[WHAT THE EXERCISE ASKS] Type each record below again, with the same words.

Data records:
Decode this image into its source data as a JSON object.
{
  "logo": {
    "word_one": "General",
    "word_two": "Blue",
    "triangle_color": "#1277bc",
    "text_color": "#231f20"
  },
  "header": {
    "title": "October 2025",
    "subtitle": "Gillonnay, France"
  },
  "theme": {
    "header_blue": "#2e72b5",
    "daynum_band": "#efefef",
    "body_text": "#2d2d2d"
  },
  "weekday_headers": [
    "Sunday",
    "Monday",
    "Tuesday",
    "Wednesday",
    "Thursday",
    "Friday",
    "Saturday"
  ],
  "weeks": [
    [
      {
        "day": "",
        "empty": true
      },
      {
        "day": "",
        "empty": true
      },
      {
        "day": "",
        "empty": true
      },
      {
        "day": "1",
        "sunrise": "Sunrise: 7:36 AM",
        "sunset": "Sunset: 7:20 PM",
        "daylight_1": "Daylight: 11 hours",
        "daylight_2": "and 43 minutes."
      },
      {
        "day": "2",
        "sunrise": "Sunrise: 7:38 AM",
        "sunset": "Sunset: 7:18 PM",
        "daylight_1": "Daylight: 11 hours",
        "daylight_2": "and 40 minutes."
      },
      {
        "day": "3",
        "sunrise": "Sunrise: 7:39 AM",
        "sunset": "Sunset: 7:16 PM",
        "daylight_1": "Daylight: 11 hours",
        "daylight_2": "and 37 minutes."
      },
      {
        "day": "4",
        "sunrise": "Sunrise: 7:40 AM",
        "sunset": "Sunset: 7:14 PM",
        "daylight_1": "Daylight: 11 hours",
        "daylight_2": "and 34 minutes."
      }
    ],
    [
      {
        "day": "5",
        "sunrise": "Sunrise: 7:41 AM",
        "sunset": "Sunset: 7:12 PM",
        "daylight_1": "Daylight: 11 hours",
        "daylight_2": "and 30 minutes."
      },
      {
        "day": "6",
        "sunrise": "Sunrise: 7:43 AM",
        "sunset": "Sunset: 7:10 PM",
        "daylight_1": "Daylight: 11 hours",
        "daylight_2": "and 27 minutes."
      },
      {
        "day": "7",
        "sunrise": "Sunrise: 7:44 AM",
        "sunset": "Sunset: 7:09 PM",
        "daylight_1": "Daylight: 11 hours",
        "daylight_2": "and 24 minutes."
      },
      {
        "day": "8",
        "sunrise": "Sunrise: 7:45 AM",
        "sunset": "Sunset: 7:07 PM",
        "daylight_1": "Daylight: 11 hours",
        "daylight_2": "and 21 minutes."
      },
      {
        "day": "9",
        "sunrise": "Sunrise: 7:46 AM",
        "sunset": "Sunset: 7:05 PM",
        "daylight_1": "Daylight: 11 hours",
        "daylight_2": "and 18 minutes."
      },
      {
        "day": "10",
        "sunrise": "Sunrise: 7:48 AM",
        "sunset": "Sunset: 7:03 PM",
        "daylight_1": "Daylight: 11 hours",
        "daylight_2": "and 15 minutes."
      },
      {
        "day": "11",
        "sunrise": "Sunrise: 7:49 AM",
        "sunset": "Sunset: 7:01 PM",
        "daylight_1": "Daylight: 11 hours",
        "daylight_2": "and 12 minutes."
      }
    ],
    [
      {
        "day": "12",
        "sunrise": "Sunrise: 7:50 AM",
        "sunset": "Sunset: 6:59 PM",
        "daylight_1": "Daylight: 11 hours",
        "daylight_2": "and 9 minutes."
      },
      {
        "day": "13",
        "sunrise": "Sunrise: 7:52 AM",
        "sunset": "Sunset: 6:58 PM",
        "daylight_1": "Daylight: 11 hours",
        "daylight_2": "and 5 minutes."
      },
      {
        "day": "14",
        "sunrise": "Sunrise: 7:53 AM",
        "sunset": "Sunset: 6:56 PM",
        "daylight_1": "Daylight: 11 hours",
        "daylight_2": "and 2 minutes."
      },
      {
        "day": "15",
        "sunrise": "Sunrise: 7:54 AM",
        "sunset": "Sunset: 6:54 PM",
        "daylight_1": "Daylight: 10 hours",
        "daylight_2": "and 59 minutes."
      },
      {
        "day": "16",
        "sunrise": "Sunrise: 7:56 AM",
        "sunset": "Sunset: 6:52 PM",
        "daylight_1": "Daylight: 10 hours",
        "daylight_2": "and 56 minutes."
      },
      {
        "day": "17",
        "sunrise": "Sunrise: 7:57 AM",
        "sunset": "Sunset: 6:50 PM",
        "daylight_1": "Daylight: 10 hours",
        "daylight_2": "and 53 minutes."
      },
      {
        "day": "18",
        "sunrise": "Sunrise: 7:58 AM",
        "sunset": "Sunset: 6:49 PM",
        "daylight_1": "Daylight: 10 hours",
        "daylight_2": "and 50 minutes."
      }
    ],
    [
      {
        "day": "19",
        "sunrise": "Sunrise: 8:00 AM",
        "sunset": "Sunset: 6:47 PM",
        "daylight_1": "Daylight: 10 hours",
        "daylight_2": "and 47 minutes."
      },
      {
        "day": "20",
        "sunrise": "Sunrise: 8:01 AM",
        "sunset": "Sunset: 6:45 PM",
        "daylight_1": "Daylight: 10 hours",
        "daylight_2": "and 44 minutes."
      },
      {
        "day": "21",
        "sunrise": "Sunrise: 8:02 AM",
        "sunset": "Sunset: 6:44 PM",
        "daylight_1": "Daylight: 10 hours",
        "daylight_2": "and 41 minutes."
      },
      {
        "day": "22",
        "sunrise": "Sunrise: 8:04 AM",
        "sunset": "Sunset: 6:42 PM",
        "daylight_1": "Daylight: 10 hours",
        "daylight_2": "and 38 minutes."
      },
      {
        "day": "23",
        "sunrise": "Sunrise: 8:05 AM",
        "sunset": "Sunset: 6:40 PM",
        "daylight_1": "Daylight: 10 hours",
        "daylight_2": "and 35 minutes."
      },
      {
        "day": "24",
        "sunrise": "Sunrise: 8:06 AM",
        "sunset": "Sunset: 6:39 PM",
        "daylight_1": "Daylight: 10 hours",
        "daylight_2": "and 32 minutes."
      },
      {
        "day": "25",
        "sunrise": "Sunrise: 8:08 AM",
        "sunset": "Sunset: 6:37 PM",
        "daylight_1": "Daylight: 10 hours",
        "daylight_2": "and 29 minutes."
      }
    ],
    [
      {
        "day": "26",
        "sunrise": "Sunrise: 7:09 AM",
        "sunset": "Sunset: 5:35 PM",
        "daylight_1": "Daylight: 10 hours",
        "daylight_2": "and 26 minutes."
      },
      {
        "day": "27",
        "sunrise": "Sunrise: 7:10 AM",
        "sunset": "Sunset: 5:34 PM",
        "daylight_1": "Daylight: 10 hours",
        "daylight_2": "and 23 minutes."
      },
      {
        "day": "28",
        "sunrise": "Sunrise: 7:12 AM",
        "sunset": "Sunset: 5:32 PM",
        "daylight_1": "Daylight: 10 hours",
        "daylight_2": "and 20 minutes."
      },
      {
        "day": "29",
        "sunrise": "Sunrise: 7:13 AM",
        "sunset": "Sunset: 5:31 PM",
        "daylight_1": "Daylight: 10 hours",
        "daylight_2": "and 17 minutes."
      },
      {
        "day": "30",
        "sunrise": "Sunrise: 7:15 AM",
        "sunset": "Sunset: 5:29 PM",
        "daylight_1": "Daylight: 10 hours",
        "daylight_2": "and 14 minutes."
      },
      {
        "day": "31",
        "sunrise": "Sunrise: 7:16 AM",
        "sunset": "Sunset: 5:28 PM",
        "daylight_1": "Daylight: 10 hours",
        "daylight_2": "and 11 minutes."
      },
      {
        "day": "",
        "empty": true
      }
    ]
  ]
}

[THE COMPLETED TASK]
Decode this image into its source data as a JSON object.
{
  "logo": {
    "word_one": "General",
    "word_two": "Blue",
    "triangle_color": "#1277bc",
    "text_color": "#231f20"
  },
  "header": {
    "title": "October 2025",
    "subtitle": "Gillonnay, France"
  },
  "theme": {
    "header_blue": "#2e72b5",
    "daynum_band": "#efefef",
    "body_text": "#2d2d2d"
  },
  "weekday_headers": [
    "Sunday",
    "Monday",
    "Tuesday",
    "Wednesday",
    "Thursday",
    "Friday",
    "Saturday"
  ],
  "weeks": [
    [
      {
        "day": "",
        "empty": true
      },
      {
        "day": "",
        "empty": true
      },
      {
        "day": "",
        "empty": true
      },
      {
        "day": "1",
        "sunrise": "Sunrise: 7:36 AM",
        "sunset": "Sunset: 7:20 PM",
        "daylight_1": "Daylight: 11 hours",
        "daylight_2": "and 43 minutes."
      },
      {
        "day": "2",
        "sunrise": "Sunrise: 7:38 AM",
        "sunset": "Sunset: 7:18 PM",
        "daylight_1": "Daylight: 11 hours",
        "daylight_2": "and 40 minutes."
      },
      {
        "day": "3",
        "sunrise": "Sunrise: 7:39 AM",
        "sunset": "Sunset: 7:16 PM",
        "daylight_1": "Daylight: 11 hours",
        "daylight_2": "and 37 minutes."
      },
      {
        "day": "4",
        "sunrise": "Sunrise: 7:40 AM",
        "sunset": "Sunset: 7:14 PM",
        "daylight_1": "Daylight: 11 hours",
        "daylight_2": "and 34 minutes."
      }
    ],
    [
      {
        "day": "5",
        "sunrise": "Sunrise: 7:41 AM",
        "sunset": "Sunset: 7:12 PM",
        "daylight_1": "Daylight: 11 hours",
        "daylight_2": "and 30 minutes."
      },
      {
        "day": "6",
        "sunrise": "Sunrise: 7:43 AM",
        "sunset": "Sunset: 7:10 PM",
        "daylight_1": "Daylight: 11 hours",
        "daylight_2": "and 27 minutes."
      },
      {
        "day": "7",
        "sunrise": "Sunrise: 7:44 AM",
        "sunset": "Sunset: 7:09 PM",
        "daylight_1": "Daylight: 11 hours",
        "daylight_2": "and 24 minutes."
      },
      {
        "day": "8",
        "sunrise": "Sunrise: 7:45 AM",
        "sunset": "Sunset: 7:07 PM",
        "daylight_1": "Daylight: 11 hours",
        "daylight_2": "and 21 minutes."
      },
      {
        "day": "9",
        "sunrise": "Sunrise: 7:46 AM",
        "sunset": "Sunset: 7:05 PM",
        "daylight_1": "Daylight: 11 hours",
        "daylight_2": "and 18 minutes."
      },
      {
        "day": "10",
        "sunrise": "Sunrise: 7:48 AM",
        "sunset": "Sunset: 7:03 PM",
        "daylight_1": "Daylight: 11 hours",
        "daylight_2": "and 15 minutes."
      },
      {
        "day": "11",
        "sunrise": "Sunrise: 7:49 AM",
        "sunset": "Sunset: 7:01 PM",
        "daylight_1": "Daylight: 11 hours",
        "daylight_2": "and 12 minutes."
      }
    ],
    [
      {
        "day": "12",
        "sunrise": "Sunrise: 7:50 AM",
        "sunset": "Sunset: 6:59 PM",
        "daylight_1": "Daylight: 11 hours",
        "daylight_2": "and 9 minutes."
      },
      {
        "day": "13",
        "sunrise": "Sunrise: 7:52 AM",
        "sunset": "Sunset: 6:58 PM",
        "daylight_1": "Daylight: 11 hours",
        "daylight_2": "and 5 minutes."
      },
      {
        "day": "14",
        "sunrise": "Sunrise: 7:53 AM",
        "sunset": "Sunset: 6:56 PM",
        "daylight_1": "Daylight: 11 hours",
        "daylight_2": "and 2 minutes."
      },
      {
        "day": "15",
        "sunrise": "Sunrise: 7:54 AM",
        "sunset": "Sunset: 6:54 PM",
        "daylight_1": "Daylight: 10 hours",
        "daylight_2": "and 59 minutes."
      },
      {
        "day": "16",
        "sunrise": "Sunrise: 7:56 AM",
        "sunset": "Sunset: 6:52 PM",
        "daylight_1": "Daylight: 10 hours",
        "daylight_2": "and 56 minutes."
      },
      {
        "day": "17",
        "sunrise": "Sunrise: 7:57 AM",
        "sunset": "Sunset: 6:50 PM",
        "daylight_1": "Daylight: 10 hours",
        "daylight_2": "and 53 minutes."
      },
      {
        "day": "18",
        "sunrise": "Sunrise: 7:58 AM",
        "sunset": "Sunset: 6:49 PM",
        "daylight_1": "Daylight: 10 hours",
        "daylight_2": "and 50 minutes."
      }
    ],
    [
      {
        "day": "19",
        "sunrise": "Sunrise: 8:00 AM",
        "sunset": "Sunset: 6:47 PM",
        "daylight_1": "Daylight: 10 hours",
        "daylight_2": "and 47 minutes."
      },
      {
        "day": "20",
        "sunrise": "Sunrise: 8:01 AM",
        "sunset": "Sunset: 6:45 PM",
        "daylight_1": "Daylight: 10 hours",
        "daylight_2": "and 44 minutes."
      },
      {
        "day": "21",
        "sunrise": "Sunrise: 8:02 AM",
        "sunset": "Sunset: 6:44 PM",
        "daylight_1": "Daylight: 10 hours",
        "daylight_2": "and 41 minutes."
      },
      {
        "day": "22",
        "sunrise": "Sunrise: 8:04 AM",
        "sunset": "Sunset: 6:42 PM",
        "daylight_1": "Daylight: 10 hours",
        "daylight_2": "and 38 minutes."
      },
      {
        "day": "23",
        "sunrise": "Sunrise: 8:05 AM",
        "sunset": "Sunset: 6:40 PM",
        "daylight_1": "Daylight: 10 hours",
        "daylight_2": "and 35 minutes."
      },
      {
        "day": "24",
        "sunrise": "Sunrise: 8:06 AM",
        "sunset": "Sunset: 6:39 PM",
        "daylight_1": "Daylight: 10 hours",
        "daylight_2": "and 32 minutes."
      },
      {
        "day": "25",
        "sunrise": "Sunrise: 8:08 AM",
        "sunset": "Sunset: 6:37 PM",
        "daylight_1": "Daylight: 10 hours",
        "daylight_2": "and 29 minutes."
      }
    ],
    [
      {
        "day": "26",
        "sunrise": "Sunrise: 7:09 AM",
        "sunset": "Sunset: 5:35 PM",
        "daylight_1": "Daylight: 10 hours",
        "daylight_2": "and 26 minutes."
      },
      {
        "day": "27",
        "sunrise": "Sunrise: 7:10 AM",
        "sunset": "Sunset: 5:34 PM",
        "daylight_1": "Daylight: 10 hours",
        "daylight_2": "and 23 minutes."
      },
      {
        "day": "28",
        "sunrise": "Sunrise: 7:12 AM",
        "sunset": "Sunset: 5:32 PM",
        "daylight_1": "Daylight: 10 hours",
        "daylight_2": "and 20 minutes."
      },
      {
        "day": "29",
        "sunrise": "Sunrise: 7:13 AM",
        "sunset": "Sunset: 5:31 PM",
        "daylight_1": "Daylight: 10 hours",
        "daylight_2": "and 17 minutes."
      },
      {
        "day": "30",
        "sunrise": "Sunrise: 7:15 AM",
        "sunset": "Sunset: 5:29 PM",
        "daylight_1": "Daylight: 10 hours",
        "daylight_2": "and 14 minutes."
      },
      {
        "day": "31",
        "sunrise": "Sunrise: 7:16 AM",
        "sunset": "Sunset: 5:28 PM",
        "daylight_1": "Daylight: 10 hours",
        "daylight_2": "and 11 minutes."
      },
      {
        "day": "",
        "empty": true
      }
    ]
  ]
}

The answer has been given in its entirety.